A few weeks ago, however, I back tracked big time. Suddenly, what I was seeing in the mirror did not match what I was looking for in my mind. Getting ready in the morning started taking longer because I was changing clothes at least 3 or 4 times before I finally settled with the least offensive outfit. Now, I am pretty sure nothing major physically changed overnight (In fact, I know it didn’t). I was looking at the same body that I had viewed the week and month before, but somehow it suddenly wasn’t good enough.

I began expecting to put on my jeans (that I only wear on the weekends) and have them not fit over my hips any more. That didn’t happen. I told my husband (who thought I was ridiculous because he could see nothing different) that I felt like I was hanging on to 10 pounds of water. I actually used the words “I feel fat”. I actually said those words! If you know anything about me, then you know these are like curse words to me because I HATE hearing others say them. I lived with those words in my head for so long that I swore them off. When I revert back to saying that…or even thinking it just once, then I know something is seriously awry.

I started doing some soul searching to determine why I have been feeling this way and where this negativity was coming from. I was desperate to figure out if hormones were playing a part and I truly was holding onto a lot of excess water, or if this was totally just the head space I was in and, if so, why. The answer came to me pretty suddenly. I finally realized that a few weeks ago I went to the doctor and they weighed me. I don’t usually pay any attention to the number anymore even at the doctor, because my clothes seem the same, but the number this time took me by surprise. I was up about 5-7 pounds from where I was the last time I weighed more than a year ago. I really didn’t think much about it at the time (probably because I was sick and didn’t care in that moment) but I believe it stirred up insecurities of long ago.

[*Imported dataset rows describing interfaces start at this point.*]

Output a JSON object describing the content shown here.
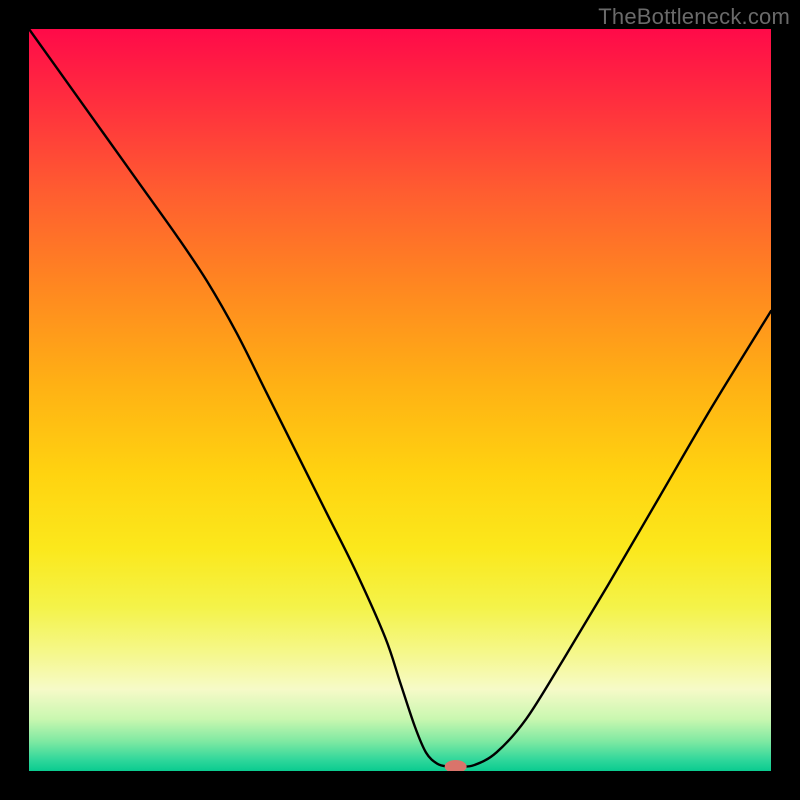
{
  "watermark": {
    "text": "TheBottleneck.com"
  },
  "chart_data": {
    "type": "line",
    "title": "",
    "xlabel": "",
    "ylabel": "",
    "xlim": [
      0,
      100
    ],
    "ylim": [
      0,
      100
    ],
    "grid": false,
    "legend": false,
    "series": [
      {
        "name": "bottleneck-curve",
        "x": [
          0,
          5,
          10,
          15,
          20,
          24,
          28,
          32,
          36,
          40,
          44,
          48,
          50,
          52,
          53.5,
          55,
          56.5,
          58,
          60,
          63,
          67,
          72,
          78,
          85,
          92,
          100
        ],
        "y": [
          100,
          93,
          86,
          79,
          72,
          66,
          59,
          51,
          43,
          35,
          27,
          18,
          12,
          6,
          2.5,
          1,
          0.6,
          0.6,
          0.8,
          2.5,
          7,
          15,
          25,
          37,
          49,
          62
        ]
      }
    ],
    "marker": {
      "name": "optimal-point",
      "x": 57.5,
      "y": 0.6,
      "color": "#d9746b",
      "rx": 11,
      "ry": 6.5
    },
    "background": {
      "type": "vertical-gradient",
      "stops": [
        {
          "pos": 0.0,
          "color": "#ff0a49"
        },
        {
          "pos": 0.5,
          "color": "#ffc312"
        },
        {
          "pos": 0.8,
          "color": "#f4f34a"
        },
        {
          "pos": 1.0,
          "color": "#0acb90"
        }
      ]
    }
  }
}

It’s the same thing I always preach about to others…”Don’t let that number on the scale define you”. “There’s so many factors that go into the scale and it’s not a reliable benchmark”. “Who cares about a certain number on a little piece of metal and plastic?”. I am passionate about this subject and everything I am telling you is exactly why. It can be brutal for many of us. The number caught me by surprise. Something I placed no value in prior to that trip to the doctor, somehow got in my head. I emotionally retreated to a previous life of fear and extreme insecurity. That is not who I am anymore. It’s not who I want to be and its not who I will allow myself to be.

So today I am working through it. I am fighting my way back to a better relationship with the mirror. I won’t lie. I am not there yet. I still have to convince my reflection that our worth is not rooted in a number. I have to remind myself that I have not failed and have not done anything wrong because the scale moved. I’m getting there, but I still have some work to do to get back to a place of peace. This whole experience has just reminded me that there truly is no destination in this life. There’s no place of perfection to reach. We have different legs of the journey and we can continue to get better, be better, do this life better, but there will always be bumps in the road. The goal is to just keep moving forward….One kind, gentle, loving thought at a time.





Vanessa Hampton, owner of Body Balance with V and Body Balance Massage & Wellness, is a personal trainer, yoga instructor, Fitness Coach, and CrossFit coach (CrossFit Cool Springs, Brentwood). Follow her on Facebook or Instagram @bodybalancewithv @bbmassageandwellness or email her at